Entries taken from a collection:
-- Opening Marker --

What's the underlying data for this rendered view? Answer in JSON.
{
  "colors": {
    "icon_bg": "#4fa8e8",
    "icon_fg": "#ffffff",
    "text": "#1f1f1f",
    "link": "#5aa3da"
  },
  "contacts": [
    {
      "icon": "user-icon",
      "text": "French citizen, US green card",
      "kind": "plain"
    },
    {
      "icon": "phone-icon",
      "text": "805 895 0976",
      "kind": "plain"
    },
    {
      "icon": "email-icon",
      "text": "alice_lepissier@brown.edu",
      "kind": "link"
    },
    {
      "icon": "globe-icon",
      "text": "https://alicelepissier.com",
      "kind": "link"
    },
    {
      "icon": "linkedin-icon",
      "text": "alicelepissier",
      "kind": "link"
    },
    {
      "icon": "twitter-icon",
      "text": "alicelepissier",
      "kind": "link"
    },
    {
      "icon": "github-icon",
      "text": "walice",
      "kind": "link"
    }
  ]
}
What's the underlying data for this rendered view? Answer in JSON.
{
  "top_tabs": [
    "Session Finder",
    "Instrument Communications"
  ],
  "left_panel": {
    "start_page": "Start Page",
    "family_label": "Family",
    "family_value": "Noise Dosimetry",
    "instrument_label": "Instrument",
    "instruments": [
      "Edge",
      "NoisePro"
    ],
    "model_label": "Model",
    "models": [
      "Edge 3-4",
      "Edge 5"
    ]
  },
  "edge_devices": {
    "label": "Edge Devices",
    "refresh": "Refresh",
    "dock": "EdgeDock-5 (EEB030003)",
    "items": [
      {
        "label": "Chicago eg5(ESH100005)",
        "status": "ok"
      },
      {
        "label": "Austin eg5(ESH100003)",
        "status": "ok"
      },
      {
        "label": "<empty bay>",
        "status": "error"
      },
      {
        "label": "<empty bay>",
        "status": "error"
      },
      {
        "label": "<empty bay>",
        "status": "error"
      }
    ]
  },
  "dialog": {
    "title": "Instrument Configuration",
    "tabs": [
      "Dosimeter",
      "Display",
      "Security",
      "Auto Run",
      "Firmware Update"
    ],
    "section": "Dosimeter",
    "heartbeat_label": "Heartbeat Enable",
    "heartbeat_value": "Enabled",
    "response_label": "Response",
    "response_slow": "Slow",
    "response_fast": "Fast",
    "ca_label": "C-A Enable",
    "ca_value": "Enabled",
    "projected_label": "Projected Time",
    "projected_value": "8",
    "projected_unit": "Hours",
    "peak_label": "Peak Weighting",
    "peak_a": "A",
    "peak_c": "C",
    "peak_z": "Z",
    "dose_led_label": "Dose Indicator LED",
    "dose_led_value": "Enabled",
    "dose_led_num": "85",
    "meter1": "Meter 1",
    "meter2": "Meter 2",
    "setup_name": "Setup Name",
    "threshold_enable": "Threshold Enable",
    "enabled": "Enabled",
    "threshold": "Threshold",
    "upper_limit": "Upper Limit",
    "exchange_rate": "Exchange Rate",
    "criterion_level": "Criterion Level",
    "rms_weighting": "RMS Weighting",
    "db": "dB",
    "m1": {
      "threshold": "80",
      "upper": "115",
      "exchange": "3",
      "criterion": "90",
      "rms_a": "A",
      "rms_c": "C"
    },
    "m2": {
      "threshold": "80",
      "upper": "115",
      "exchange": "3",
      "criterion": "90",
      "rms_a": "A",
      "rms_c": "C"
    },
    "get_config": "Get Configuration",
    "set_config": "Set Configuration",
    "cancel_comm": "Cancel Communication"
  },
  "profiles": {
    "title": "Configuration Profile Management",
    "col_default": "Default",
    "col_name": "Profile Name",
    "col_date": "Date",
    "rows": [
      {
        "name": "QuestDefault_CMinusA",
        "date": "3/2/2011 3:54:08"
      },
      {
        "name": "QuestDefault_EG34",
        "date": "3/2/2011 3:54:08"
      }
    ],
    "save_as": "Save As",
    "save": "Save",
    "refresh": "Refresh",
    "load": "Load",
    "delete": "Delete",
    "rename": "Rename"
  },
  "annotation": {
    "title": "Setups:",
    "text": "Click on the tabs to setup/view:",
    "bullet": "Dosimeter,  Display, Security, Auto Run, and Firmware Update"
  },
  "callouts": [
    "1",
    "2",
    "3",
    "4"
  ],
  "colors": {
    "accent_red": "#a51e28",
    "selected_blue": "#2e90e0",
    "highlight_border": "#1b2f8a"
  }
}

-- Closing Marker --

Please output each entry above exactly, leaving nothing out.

### Result of the task
What's the underlying data for this rendered view? Answer in JSON.
{
  "colors": {
    "icon_bg": "#4fa8e8",
    "icon_fg": "#ffffff",
    "text": "#1f1f1f",
    "link": "#5aa3da"
  },
  "contacts": [
    {
      "icon": "user-icon",
      "text": "French citizen, US green card",
      "kind": "plain"
    },
    {
      "icon": "phone-icon",
      "text": "805 895 0976",
      "kind": "plain"
    },
    {
      "icon": "email-icon",
      "text": "alice_lepissier@brown.edu",
      "kind": "link"
    },
    {
      "icon": "globe-icon",
      "text": "https://alicelepissier.com",
      "kind": "link"
    },
    {
      "icon": "linkedin-icon",
      "text": "alicelepissier",
      "kind": "link"
    },
    {
      "icon": "twitter-icon",
      "text": "alicelepissier",
      "kind": "link"
    },
    {
      "icon": "github-icon",
      "text": "walice",
      "kind": "link"
    }
  ]
}
What's the underlying data for this rendered view? Answer in JSON.
{
  "top_tabs": [
    "Session Finder",
    "Instrument Communications"
  ],
  "left_panel": {
    "start_page": "Start Page",
    "family_label": "Family",
    "family_value": "Noise Dosimetry",
    "instrument_label": "Instrument",
    "instruments": [
      "Edge",
      "NoisePro"
    ],
    "model_label": "Model",
    "models": [
      "Edge 3-4",
      "Edge 5"
    ]
  },
  "edge_devices": {
    "label": "Edge Devices",
    "refresh": "Refresh",
    "dock": "EdgeDock-5 (EEB030003)",
    "items": [
      {
        "label": "Chicago eg5(ESH100005)",
        "status": "ok"
      },
      {
        "label": "Austin eg5(ESH100003)",
        "status": "ok"
      },
      {
        "label": "<empty bay>",
        "status": "error"
      },
      {
        "label": "<empty bay>",
        "status": "error"
      },
      {
        "label": "<empty bay>",
        "status": "error"
      }
    ]
  },
  "dialog": {
    "title": "Instrument Configuration",
    "tabs": [
      "Dosimeter",
      "Display",
      "Security",
      "Auto Run",
      "Firmware Update"
    ],
    "section": "Dosimeter",
    "heartbeat_label": "Heartbeat Enable",
    "heartbeat_value": "Enabled",
    "response_label": "Response",
    "response_slow": "Slow",
    "response_fast": "Fast",
    "ca_label": "C-A Enable",
    "ca_value": "Enabled",
    "projected_label": "Projected Time",
    "projected_value": "8",
    "projected_unit": "Hours",
    "peak_label": "Peak Weighting",
    "peak_a": "A",
    "peak_c": "C",
    "peak_z": "Z",
    "dose_led_label": "Dose Indicator LED",
    "dose_led_value": "Enabled",
    "dose_led_num": "85",
    "meter1": "Meter 1",
    "meter2": "Meter 2",
    "setup_name": "Setup Name",
    "threshold_enable": "Threshold Enable",
    "enabled": "Enabled",
    "threshold": "Threshold",
    "upper_limit": "Upper Limit",
    "exchange_rate": "Exchange Rate",
    "criterion_level": "Criterion Level",
    "rms_weighting": "RMS Weighting",
    "db": "dB",
    "m1": {
      "threshold": "80",
      "upper": "115",
      "exchange": "3",
      "criterion": "90",
      "rms_a": "A",
      "rms_c": "C"
    },
    "m2": {
      "threshold": "80",
      "upper": "115",
      "exchange": "3",
      "criterion": "90",
      "rms_a": "A",
      "rms_c": "C"
    },
    "get_config": "Get Configuration",
    "set_config": "Set Configuration",
    "cancel_comm": "Cancel Communication"
  },
  "profiles": {
    "title": "Configuration Profile Management",
    "col_default": "Default",
    "col_name": "Profile Name",
    "col_date": "Date",
    "rows": [
      {
        "name": "QuestDefault_CMinusA",
        "date": "3/2/2011 3:54:08"
      },
      {
        "name": "QuestDefault_EG34",
        "date": "3/2/2011 3:54:08"
      }
    ],
    "save_as": "Save As",
    "save": "Save",
    "refresh": "Refresh",
    "load": "Load",
    "delete": "Delete",
    "rename": "Rename"
  },
  "annotation": {
    "title": "Setups:",
    "text": "Click on the tabs to setup/view:",
    "bullet": "Dosimeter,  Display, Security, Auto Run, and Firmware Update"
  },
  "callouts": [
    "1",
    "2",
    "3",
    "4"
  ],
  "colors": {
    "accent_red": "#a51e28",
    "selected_blue": "#2e90e0",
    "highlight_border": "#1b2f8a"
  }
}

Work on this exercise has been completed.